View Article: PubMed Central - PubMed

Affiliation: Department of Geosciences and Natural Resource Management, Faculty of Science, University of Copenhagen, Rolighedsvej 23, DK-1958 Frederiksberg C, Denmark.

ABSTRACT

Background: Non-ionic surfactants such as polyethylene glycol (PEG) can increase the glucose yield obtained from enzymatic saccharification of lignocellulosic substrates. Various explanations behind this effect include the ability of PEG to increase the stability of the cellulases, decrease non-productive cellulase adsorption to the substrate, and increase the desorption of enzymes from the substrate.

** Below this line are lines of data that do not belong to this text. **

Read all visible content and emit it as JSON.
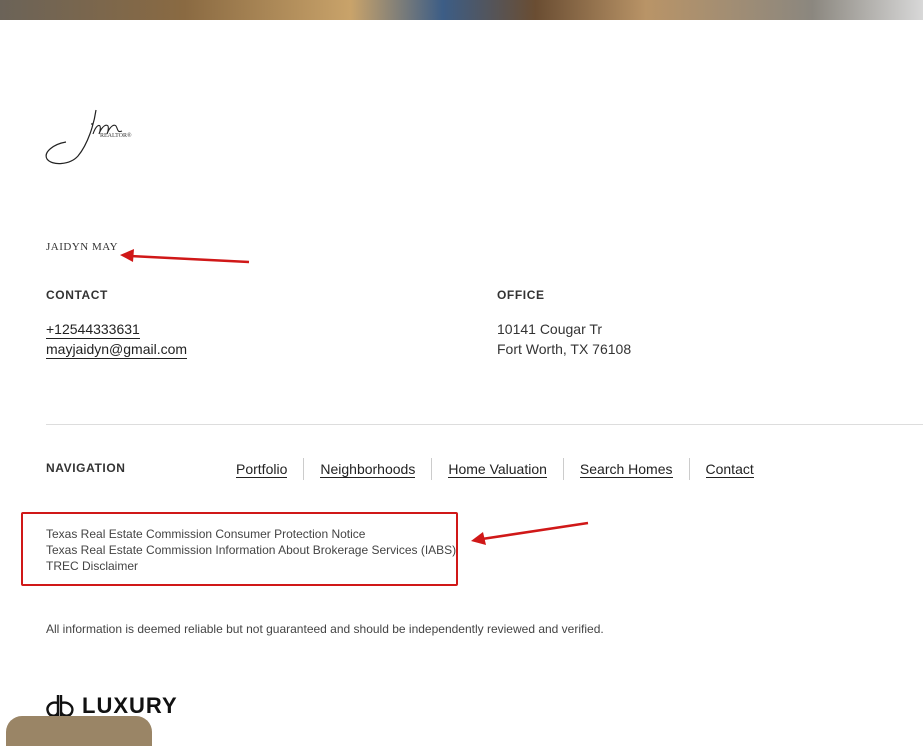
{
  "agent": {
    "name": "JAIDYN MAY",
    "logo_text": "REALTOR®"
  },
  "contact": {
    "label": "CONTACT",
    "phone": "+12544333631",
    "email": "mayjaidyn@gmail.com"
  },
  "office": {
    "label": "OFFICE",
    "address_line1": "10141 Cougar Tr",
    "address_line2": "Fort Worth, TX 76108"
  },
  "navigation": {
    "label": "NAVIGATION",
    "items": [
      {
        "label": "Portfolio"
      },
      {
        "label": "Neighborhoods"
      },
      {
        "label": "Home Valuation"
      },
      {
        "label": "Search Homes"
      },
      {
        "label": "Contact"
      }
    ]
  },
  "legal_links": [
    {
      "label": "Texas Real Estate Commission Consumer Protection Notice"
    },
    {
      "label": "Texas Real Estate Commission Information About Brokerage Services (IABS)"
    },
    {
      "label": "TREC Disclaimer"
    }
  ],
  "disclaimer": "All information is deemed reliable but not guaranteed and should be independently reviewed and verified.",
  "brand": {
    "luxury_text": "LUXURY"
  },
  "colors": {
    "annotation_red": "#d01818",
    "text": "#333333",
    "divider": "#dddddd"
  }
}
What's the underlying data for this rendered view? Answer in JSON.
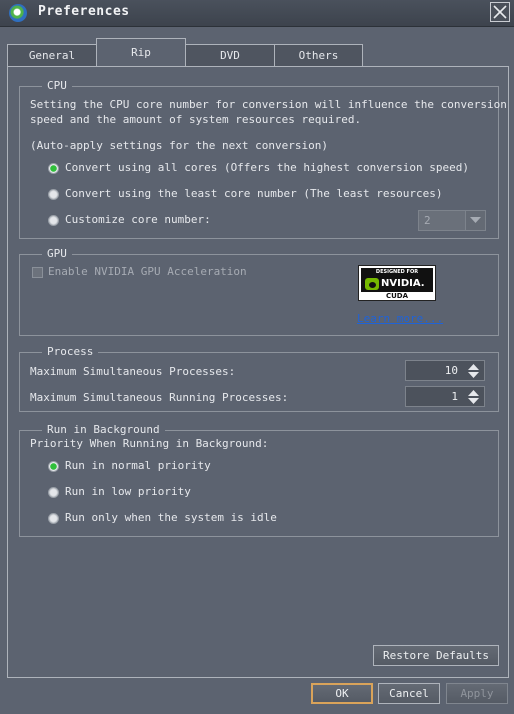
{
  "window": {
    "title": "Preferences"
  },
  "tabs": [
    {
      "label": "General"
    },
    {
      "label": "Rip"
    },
    {
      "label": "DVD"
    },
    {
      "label": "Others"
    }
  ],
  "active_tab": "Rip",
  "cpu": {
    "title": "CPU",
    "description_1": "Setting the CPU core number for conversion will influence the conversion",
    "description_2": "speed and the amount of system resources required.",
    "auto_apply": "(Auto-apply settings for the next conversion)",
    "options": [
      {
        "label": "Convert using all cores (Offers the highest conversion speed)",
        "selected": true
      },
      {
        "label": "Convert using the least core number (The least resources)",
        "selected": false
      },
      {
        "label": "Customize core number:",
        "selected": false
      }
    ],
    "core_select_value": "2"
  },
  "gpu": {
    "title": "GPU",
    "checkbox_label": "Enable NVIDIA GPU Acceleration",
    "badge_top": "DESIGNED FOR",
    "badge_brand": "NVIDIA.",
    "badge_sub": "CUDA",
    "link": "Learn more..."
  },
  "process": {
    "title": "Process",
    "max_processes_label": "Maximum Simultaneous Processes:",
    "max_processes_value": "10",
    "max_running_label": "Maximum Simultaneous Running Processes:",
    "max_running_value": "1"
  },
  "background": {
    "title": "Run in Background",
    "priority_label": "Priority When Running in Background:",
    "options": [
      {
        "label": "Run in normal priority",
        "selected": true
      },
      {
        "label": "Run in low priority",
        "selected": false
      },
      {
        "label": "Run only when the system is idle",
        "selected": false
      }
    ]
  },
  "buttons": {
    "restore": "Restore Defaults",
    "ok": "OK",
    "cancel": "Cancel",
    "apply": "Apply"
  },
  "colors": {
    "accent_ok_border": "#d9a35a",
    "radio_selected": "#2fbf3a",
    "link": "#1f63d8"
  }
}
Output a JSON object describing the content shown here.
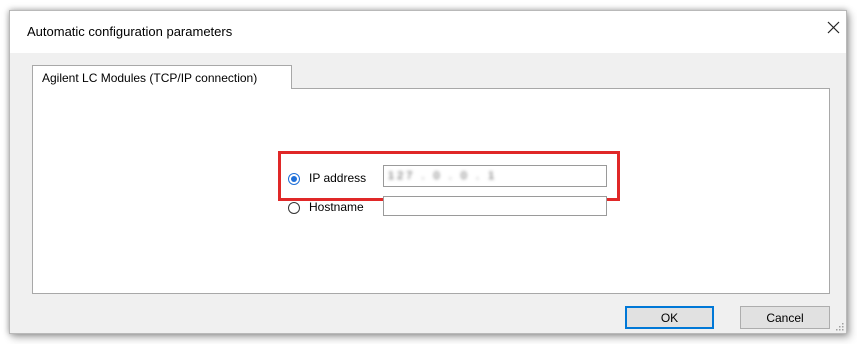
{
  "dialog": {
    "title": "Automatic configuration parameters",
    "close_glyph": "✕"
  },
  "tabs": [
    {
      "label": "Agilent LC Modules (TCP/IP connection)",
      "selected": true
    }
  ],
  "form": {
    "ip_option": {
      "label": "IP address",
      "checked": true,
      "value": "127 . 0 . 0 . 1"
    },
    "hostname_option": {
      "label": "Hostname",
      "checked": false,
      "value": ""
    }
  },
  "buttons": {
    "ok_label": "OK",
    "cancel_label": "Cancel"
  },
  "colors": {
    "highlight": "#e02828",
    "accent": "#1e6fd9",
    "dialog_bg": "#f0f0f0"
  }
}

Here, using lignin-free model substrates, we propose that PEG also alters the solvent properties, for example, water, leading the cellulases to increase hydrolysis yields.

Results: The effect of PEG differs for the individual cellulases. During hydrolysis of Avicel and PASC with a processive monocomponent exo-cellulase cellobiohydrolase (CBH) I, the presence of PEG leads to an increase in the final glucose concentration, while PEG caused no change in glucose production with a non-processive endoglucanase (EG). Also, no effect of PEG was seen on the activity of β-glucosidases. While PEG has a small effect on the thermostability of both cellulases, only the activity of CBH I increases with PEG. Using commercial enzyme mixtures, the hydrolysis yields increased with the addition of PEG. In parallel, we observed that the relaxation time of the hydrolysis liquid phase, as measured by LF-NMR, directly correlated with the final glucose yield. PEG was able to boost the glucose production even in highly concentrated solutions of up to 150 g/L of glucose.

Conclusions: The hydrolysis boosting effect of PEG appears to be specific for CBH I. The mechanism could be due to an increase in the apparent activity of the enzyme on the substrate surface. The addition of PEG increases the relaxation time of the liquid-phase water, which from the data presented points towards a mechanism related to PEG-water interactions rather than PEG-protein or PEG-substrate interactions.

No MeSH data available.